Work item: Each line of the data below that carries the word "JSON" needs to be copied.

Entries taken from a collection
──────
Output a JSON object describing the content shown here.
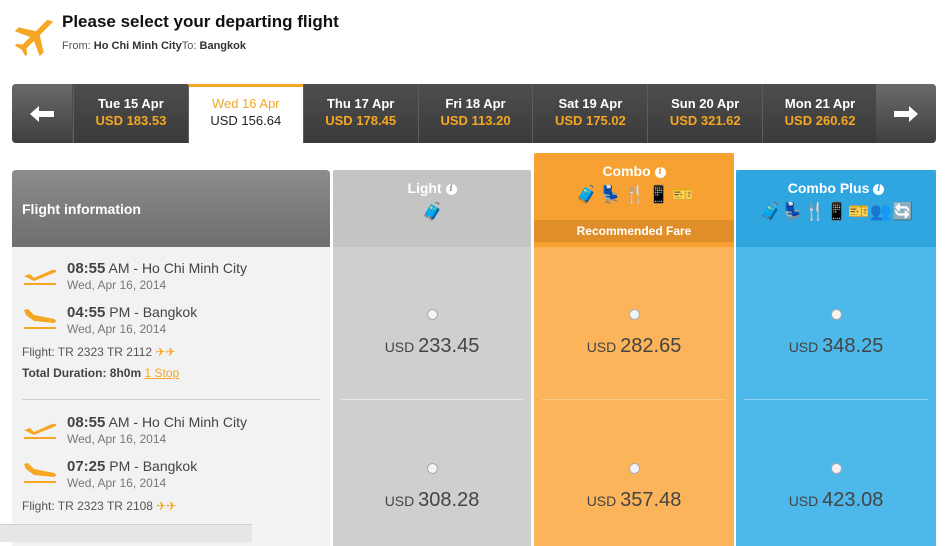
{
  "header": {
    "title": "Please select your departing flight",
    "from_label": "From: ",
    "from_city": "Ho Chi Minh City",
    "to_label": "To: ",
    "to_city": "Bangkok"
  },
  "dates": [
    {
      "day": "Tue 15 Apr",
      "price": "USD 183.53"
    },
    {
      "day": "Wed 16 Apr",
      "price": "USD 156.64"
    },
    {
      "day": "Thu 17 Apr",
      "price": "USD 178.45"
    },
    {
      "day": "Fri 18 Apr",
      "price": "USD 113.20"
    },
    {
      "day": "Sat 19 Apr",
      "price": "USD 175.02"
    },
    {
      "day": "Sun 20 Apr",
      "price": "USD 321.62"
    },
    {
      "day": "Mon 21 Apr",
      "price": "USD 260.62"
    }
  ],
  "columns": {
    "info": "Flight information",
    "light": "Light",
    "combo": "Combo",
    "combo_plus": "Combo Plus",
    "recommended": "Recommended Fare"
  },
  "flights": [
    {
      "dep_time": "08:55",
      "dep_ampm": "AM",
      "dep_city": "- Ho Chi Minh City",
      "dep_date": "Wed, Apr 16, 2014",
      "arr_time": "04:55",
      "arr_ampm": "PM",
      "arr_city": "- Bangkok",
      "arr_date": "Wed, Apr 16, 2014",
      "flight_label": "Flight: ",
      "flight_no": "TR 2323 TR 2112",
      "duration_label": "Total Duration: 8h0m",
      "stops": "1 Stop",
      "light_price": "233.45",
      "combo_price": "282.65",
      "plus_price": "348.25"
    },
    {
      "dep_time": "08:55",
      "dep_ampm": "AM",
      "dep_city": "- Ho Chi Minh City",
      "dep_date": "Wed, Apr 16, 2014",
      "arr_time": "07:25",
      "arr_ampm": "PM",
      "arr_city": "- Bangkok",
      "arr_date": "Wed, Apr 16, 2014",
      "flight_label": "Flight: ",
      "flight_no": "TR 2323 TR 2108",
      "light_price": "308.28",
      "combo_price": "357.48",
      "plus_price": "423.08"
    }
  ],
  "currency": "USD",
  "info_icon_glyph": "i",
  "colors": {
    "accent": "#f5a623",
    "light": "#cfcfcf",
    "combo": "#fbb45a",
    "combo_plus": "#4db8ea"
  }
}
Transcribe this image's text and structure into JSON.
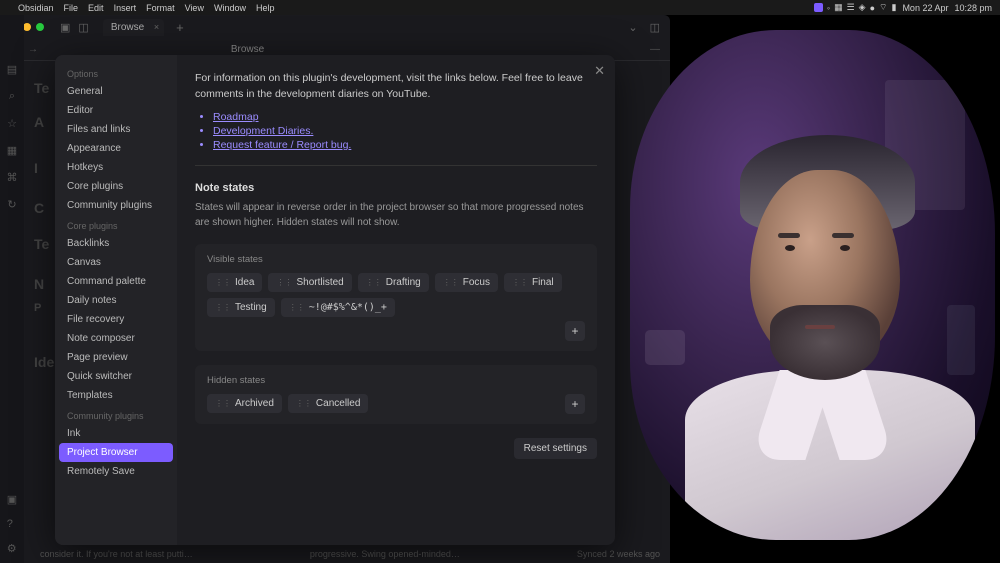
{
  "menubar": {
    "app": "Obsidian",
    "items": [
      "File",
      "Edit",
      "Insert",
      "Format",
      "View",
      "Window",
      "Help"
    ],
    "date": "Mon 22 Apr",
    "time": "10:28 pm"
  },
  "window": {
    "tab_title": "Browse",
    "sub_title": "Browse"
  },
  "bg_doc": {
    "t1": "Te",
    "t2": "A",
    "t3": "I",
    "t4": "C",
    "t5": "Te",
    "t6": "N",
    "t7": "P",
    "t8": "Ide",
    "footer_left": "consider it. If you're not at least putti…",
    "footer_mid": "progressive. Swing opened-minded…",
    "footer_right": "Synced 2 weeks ago"
  },
  "settings": {
    "groups": [
      {
        "label": "Options",
        "items": [
          "General",
          "Editor",
          "Files and links",
          "Appearance",
          "Hotkeys",
          "Core plugins",
          "Community plugins"
        ]
      },
      {
        "label": "Core plugins",
        "items": [
          "Backlinks",
          "Canvas",
          "Command palette",
          "Daily notes",
          "File recovery",
          "Note composer",
          "Page preview",
          "Quick switcher",
          "Templates"
        ]
      },
      {
        "label": "Community plugins",
        "items": [
          "Ink",
          "Project Browser",
          "Remotely Save"
        ]
      }
    ],
    "active": "Project Browser",
    "intro": "For information on this plugin's development, visit the links below. Feel free to leave comments in the development diaries on YouTube.",
    "links": [
      "Roadmap",
      "Development Diaries.",
      "Request feature / Report bug."
    ],
    "section_title": "Note states",
    "section_desc": "States will appear in reverse order in the project browser so that more progressed notes are shown higher. Hidden states will not show.",
    "visible_label": "Visible states",
    "visible_states": [
      "Idea",
      "Shortlisted",
      "Drafting",
      "Focus",
      "Final",
      "Testing",
      "~!@#$%^&*()_+"
    ],
    "hidden_label": "Hidden states",
    "hidden_states": [
      "Archived",
      "Cancelled"
    ],
    "reset": "Reset settings",
    "add": "+"
  }
}
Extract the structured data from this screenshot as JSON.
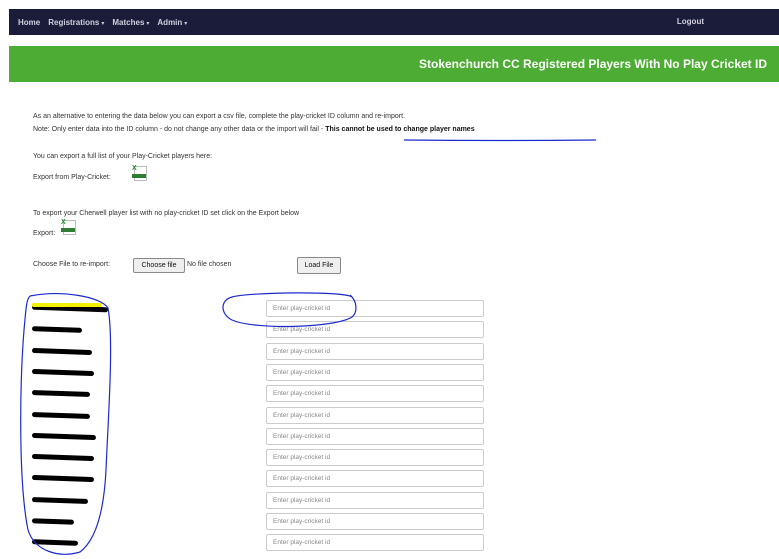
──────
Expected output:
Output a JSON object describing the content shown here.
Transcribe this image's text and structure into JSON.
Extract the structured data from this screenshot as JSON.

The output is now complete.